  7. Mike Brewer & Tom Clark & Alissa Goodman, 2003. "What Really Happened to Child Poverty in the UK under Labour's First Term?," Economic Journal, Royal Economic Society, vol. 113(488), pages F240-F257, 06.
Full references (including those not matched with items on IDEAS)

Citations

Citations are extracted by the CitEc Project, subscribe to its RSS feed for this item.
as in new window

Cited by:
  1. Callan, Tim, 2012. "Budget Perspectives 2013," Research Series, Economic and Social Research Institute (ESRI), number RS28, September.
  2. repec:esr:wpaper:rn2012/4/1 is not listed on IDEAS
  3. Stuart Adam & James Browne, 2010. "Redistribution, work incentives and thirty years of UK tax and benefit reform," IFS Working Papers W10/24, Institute for Fiscal Studies.

Lists

This item is not listed on Wikipedia, on a reading list or among the top items on IDEAS.

Statistics

Access and download statistics

Corrections

When requesting a correction, please mention this item's handle: RePEc:ifs:ifsewp:06/20. See general information about how to correct material in RePEc.

For technical questions regarding this item, or to correct its authors, title, abstract, bibliographic or download information, contact: (Stephanie Seavers).

If you have authored this item and are not yet registered with RePEc, we encourage you to do it here.

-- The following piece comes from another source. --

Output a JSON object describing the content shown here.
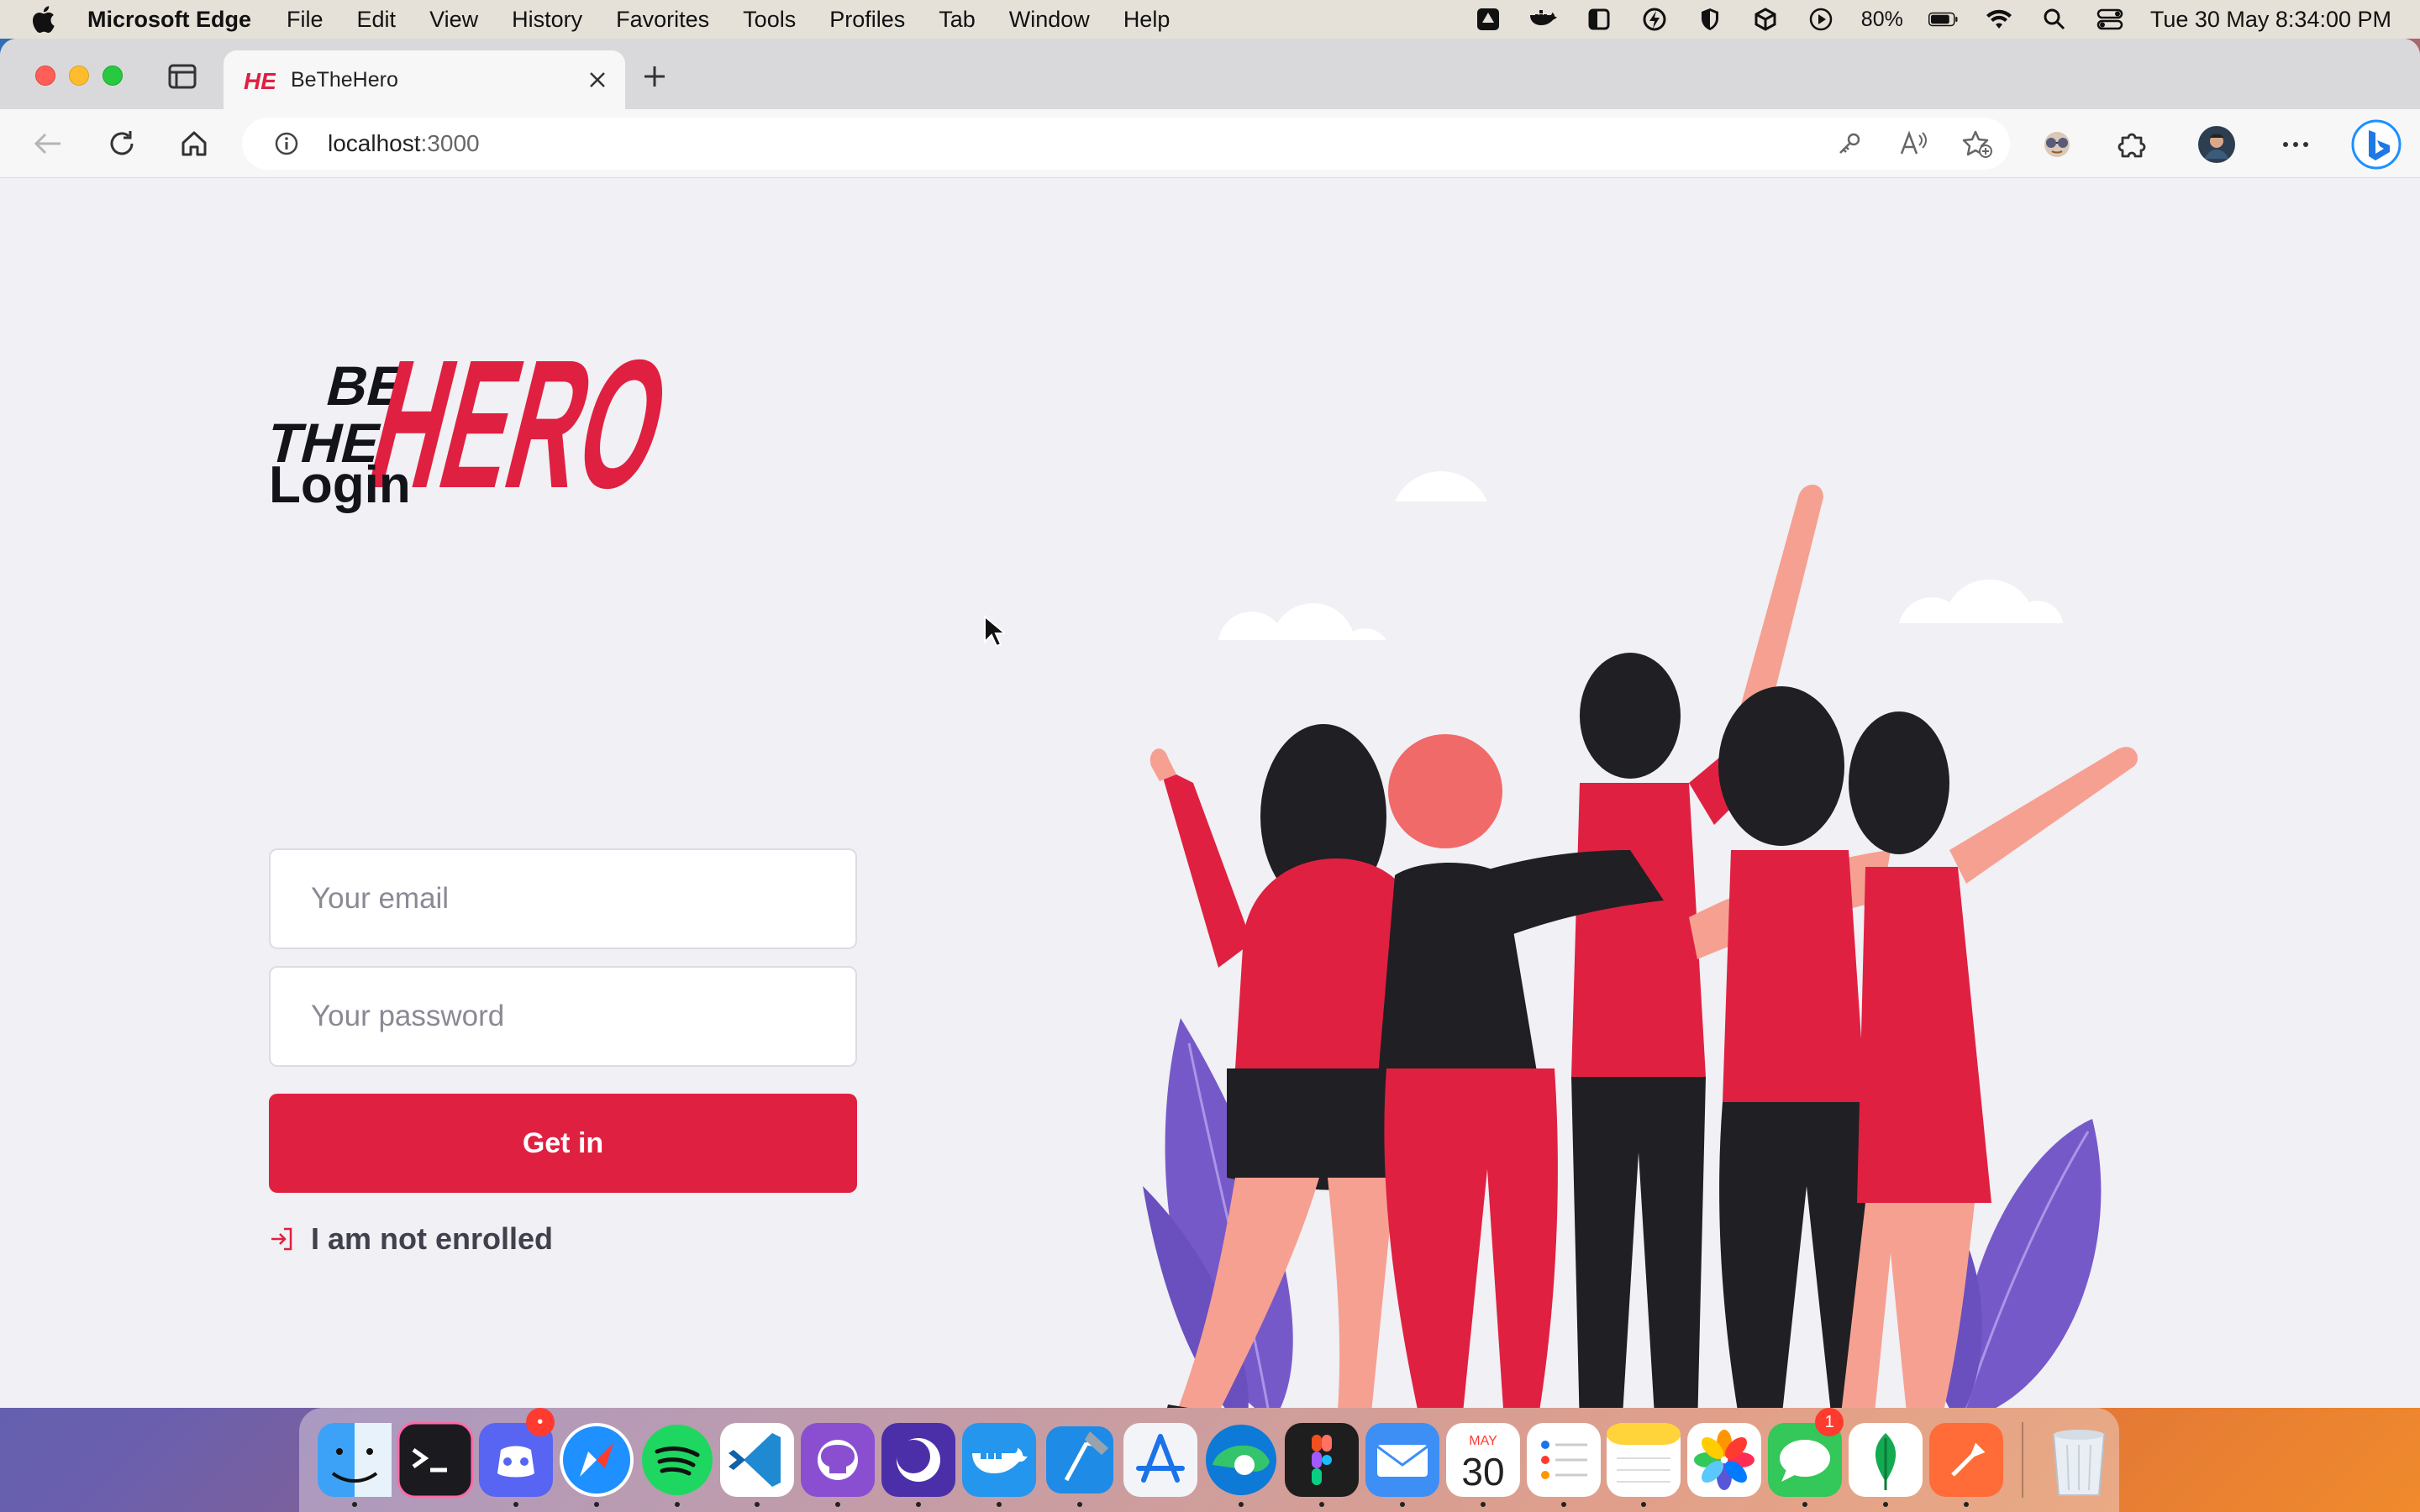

This allows to link your profile to this item. It also allows you to accept potential citations to this item that we are uncertain about.

If references are entirely missing, you can add them using this form.

If the full references list an item that is present in RePEc, but the system did not link to it, you can help with this form.

If you know of missing items citing this one, you can help us creating those links by adding the relevant references in the same way as above, for each refering item. If you are a registered author of this item, you may also want to check the "citations" tab in your profile, as there may be some citations waiting for confirmation.

Please note that corrections may take a couple of weeks to filter through the various RePEc services.